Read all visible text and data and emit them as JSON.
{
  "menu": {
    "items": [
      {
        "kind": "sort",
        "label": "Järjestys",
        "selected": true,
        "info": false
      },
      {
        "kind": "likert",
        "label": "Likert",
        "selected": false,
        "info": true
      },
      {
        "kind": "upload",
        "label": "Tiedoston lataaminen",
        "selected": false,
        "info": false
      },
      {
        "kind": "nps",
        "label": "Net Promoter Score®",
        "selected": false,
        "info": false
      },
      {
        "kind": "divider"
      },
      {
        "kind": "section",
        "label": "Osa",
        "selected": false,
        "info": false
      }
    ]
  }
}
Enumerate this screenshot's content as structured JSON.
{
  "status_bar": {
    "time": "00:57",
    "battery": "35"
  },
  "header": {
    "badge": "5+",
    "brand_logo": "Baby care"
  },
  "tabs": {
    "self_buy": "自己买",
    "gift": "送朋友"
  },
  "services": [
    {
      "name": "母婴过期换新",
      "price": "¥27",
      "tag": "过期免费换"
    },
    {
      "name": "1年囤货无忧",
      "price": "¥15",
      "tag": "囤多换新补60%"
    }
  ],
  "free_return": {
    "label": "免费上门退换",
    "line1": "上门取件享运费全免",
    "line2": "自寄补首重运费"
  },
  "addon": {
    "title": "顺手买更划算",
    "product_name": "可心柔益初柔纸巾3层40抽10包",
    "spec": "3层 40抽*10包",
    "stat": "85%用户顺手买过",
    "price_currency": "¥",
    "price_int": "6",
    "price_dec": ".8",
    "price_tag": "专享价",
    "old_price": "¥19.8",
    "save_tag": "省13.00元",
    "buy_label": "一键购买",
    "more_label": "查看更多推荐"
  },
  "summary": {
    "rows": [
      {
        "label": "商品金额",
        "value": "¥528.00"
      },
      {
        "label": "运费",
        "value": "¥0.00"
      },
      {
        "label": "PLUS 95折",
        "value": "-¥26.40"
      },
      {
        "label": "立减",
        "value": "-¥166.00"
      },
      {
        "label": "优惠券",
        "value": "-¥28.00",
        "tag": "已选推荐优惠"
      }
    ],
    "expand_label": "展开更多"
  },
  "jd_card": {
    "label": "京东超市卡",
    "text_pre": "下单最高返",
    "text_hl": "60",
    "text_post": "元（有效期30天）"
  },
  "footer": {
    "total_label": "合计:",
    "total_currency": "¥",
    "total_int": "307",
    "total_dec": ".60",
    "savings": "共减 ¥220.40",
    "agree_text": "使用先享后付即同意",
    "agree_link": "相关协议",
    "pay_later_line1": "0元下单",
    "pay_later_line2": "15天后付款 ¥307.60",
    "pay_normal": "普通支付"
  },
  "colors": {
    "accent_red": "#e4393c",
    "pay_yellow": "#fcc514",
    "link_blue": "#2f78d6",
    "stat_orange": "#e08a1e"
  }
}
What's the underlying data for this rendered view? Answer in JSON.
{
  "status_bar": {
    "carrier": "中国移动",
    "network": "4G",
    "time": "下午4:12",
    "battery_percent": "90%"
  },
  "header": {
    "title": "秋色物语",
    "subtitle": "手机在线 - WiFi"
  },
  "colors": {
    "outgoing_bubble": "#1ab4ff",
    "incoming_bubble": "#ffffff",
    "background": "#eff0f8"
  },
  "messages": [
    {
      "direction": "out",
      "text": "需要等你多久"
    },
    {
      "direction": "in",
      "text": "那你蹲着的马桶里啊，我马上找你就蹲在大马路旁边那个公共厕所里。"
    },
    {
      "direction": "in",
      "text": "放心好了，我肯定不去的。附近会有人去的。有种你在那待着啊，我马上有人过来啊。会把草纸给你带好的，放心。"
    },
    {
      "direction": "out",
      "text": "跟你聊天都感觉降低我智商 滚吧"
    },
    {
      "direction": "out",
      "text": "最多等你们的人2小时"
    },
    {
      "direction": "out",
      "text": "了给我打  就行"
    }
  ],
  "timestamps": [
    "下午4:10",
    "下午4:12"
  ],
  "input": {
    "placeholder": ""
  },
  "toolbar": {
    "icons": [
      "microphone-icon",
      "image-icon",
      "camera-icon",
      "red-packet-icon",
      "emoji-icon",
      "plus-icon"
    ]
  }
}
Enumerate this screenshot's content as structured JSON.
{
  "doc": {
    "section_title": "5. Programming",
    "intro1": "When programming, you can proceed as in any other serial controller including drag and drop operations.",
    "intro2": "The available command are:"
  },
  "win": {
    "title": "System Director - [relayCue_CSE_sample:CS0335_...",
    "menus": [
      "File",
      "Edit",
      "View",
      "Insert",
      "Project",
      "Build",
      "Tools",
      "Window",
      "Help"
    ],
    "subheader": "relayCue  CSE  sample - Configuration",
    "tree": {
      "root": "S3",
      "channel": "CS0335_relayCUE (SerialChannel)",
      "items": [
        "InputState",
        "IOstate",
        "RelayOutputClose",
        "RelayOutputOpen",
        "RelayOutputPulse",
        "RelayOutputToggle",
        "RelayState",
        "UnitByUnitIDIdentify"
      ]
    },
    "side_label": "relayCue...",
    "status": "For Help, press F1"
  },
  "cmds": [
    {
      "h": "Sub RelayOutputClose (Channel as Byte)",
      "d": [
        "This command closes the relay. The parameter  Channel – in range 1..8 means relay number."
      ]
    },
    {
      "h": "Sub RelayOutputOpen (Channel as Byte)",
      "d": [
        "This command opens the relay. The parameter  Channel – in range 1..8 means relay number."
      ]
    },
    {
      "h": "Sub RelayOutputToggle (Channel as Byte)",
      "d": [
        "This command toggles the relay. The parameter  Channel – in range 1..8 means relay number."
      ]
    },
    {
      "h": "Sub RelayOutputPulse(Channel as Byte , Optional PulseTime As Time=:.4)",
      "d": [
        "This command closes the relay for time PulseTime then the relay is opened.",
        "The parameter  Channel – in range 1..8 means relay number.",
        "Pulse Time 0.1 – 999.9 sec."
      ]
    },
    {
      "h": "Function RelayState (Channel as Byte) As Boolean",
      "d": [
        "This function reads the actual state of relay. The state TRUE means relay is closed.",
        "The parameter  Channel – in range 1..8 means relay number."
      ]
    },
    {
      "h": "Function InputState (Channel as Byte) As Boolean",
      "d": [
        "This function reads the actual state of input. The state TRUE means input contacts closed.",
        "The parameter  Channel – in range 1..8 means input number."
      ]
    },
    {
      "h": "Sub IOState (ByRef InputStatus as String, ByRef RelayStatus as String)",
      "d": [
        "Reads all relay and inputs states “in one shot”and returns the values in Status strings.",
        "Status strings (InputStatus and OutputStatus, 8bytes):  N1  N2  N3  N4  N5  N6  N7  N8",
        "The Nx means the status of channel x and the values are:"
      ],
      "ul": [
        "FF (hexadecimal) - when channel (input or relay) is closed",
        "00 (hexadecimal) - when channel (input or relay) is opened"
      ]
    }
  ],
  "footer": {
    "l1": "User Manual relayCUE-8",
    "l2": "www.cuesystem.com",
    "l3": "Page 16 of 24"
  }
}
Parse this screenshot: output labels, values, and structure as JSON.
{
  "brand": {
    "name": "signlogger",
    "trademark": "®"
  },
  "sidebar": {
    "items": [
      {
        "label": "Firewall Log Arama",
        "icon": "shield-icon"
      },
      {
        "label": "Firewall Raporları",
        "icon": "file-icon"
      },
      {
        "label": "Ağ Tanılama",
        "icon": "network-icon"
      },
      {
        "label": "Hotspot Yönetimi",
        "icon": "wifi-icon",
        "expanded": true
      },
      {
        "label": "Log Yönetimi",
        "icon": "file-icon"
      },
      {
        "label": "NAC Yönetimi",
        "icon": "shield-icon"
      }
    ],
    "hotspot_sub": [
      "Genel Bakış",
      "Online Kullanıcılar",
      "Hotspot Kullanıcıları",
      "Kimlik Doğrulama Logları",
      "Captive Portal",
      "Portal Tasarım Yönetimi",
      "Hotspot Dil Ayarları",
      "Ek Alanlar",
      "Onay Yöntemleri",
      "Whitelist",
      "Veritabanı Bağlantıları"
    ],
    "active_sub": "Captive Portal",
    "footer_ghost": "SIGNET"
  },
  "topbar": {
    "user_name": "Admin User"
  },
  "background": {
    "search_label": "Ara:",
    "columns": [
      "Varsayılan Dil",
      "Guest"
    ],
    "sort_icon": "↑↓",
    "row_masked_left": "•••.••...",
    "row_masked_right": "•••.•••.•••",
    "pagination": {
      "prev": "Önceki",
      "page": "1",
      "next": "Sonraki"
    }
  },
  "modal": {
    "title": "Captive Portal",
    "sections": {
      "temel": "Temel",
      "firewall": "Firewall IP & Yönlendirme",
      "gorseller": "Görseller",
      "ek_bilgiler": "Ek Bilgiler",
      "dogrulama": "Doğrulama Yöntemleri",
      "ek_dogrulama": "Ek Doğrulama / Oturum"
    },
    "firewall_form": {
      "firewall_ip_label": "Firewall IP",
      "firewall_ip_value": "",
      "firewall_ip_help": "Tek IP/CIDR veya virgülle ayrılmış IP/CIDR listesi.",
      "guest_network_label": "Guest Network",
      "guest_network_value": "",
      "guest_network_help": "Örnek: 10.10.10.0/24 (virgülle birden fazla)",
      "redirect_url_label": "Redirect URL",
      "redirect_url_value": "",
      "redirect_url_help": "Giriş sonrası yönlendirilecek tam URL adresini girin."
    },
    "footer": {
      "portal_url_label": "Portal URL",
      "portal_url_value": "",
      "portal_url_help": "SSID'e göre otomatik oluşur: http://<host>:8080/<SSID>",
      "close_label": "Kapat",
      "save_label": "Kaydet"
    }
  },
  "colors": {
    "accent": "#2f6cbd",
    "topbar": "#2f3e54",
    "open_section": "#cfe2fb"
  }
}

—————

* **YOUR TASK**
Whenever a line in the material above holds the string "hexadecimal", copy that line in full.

* **SOLUTION TO THIS TASK**
        "FF (hexadecimal) - when channel (input or relay) is closed",
        "00 (hexadecimal) - when channel (input or relay) is opened"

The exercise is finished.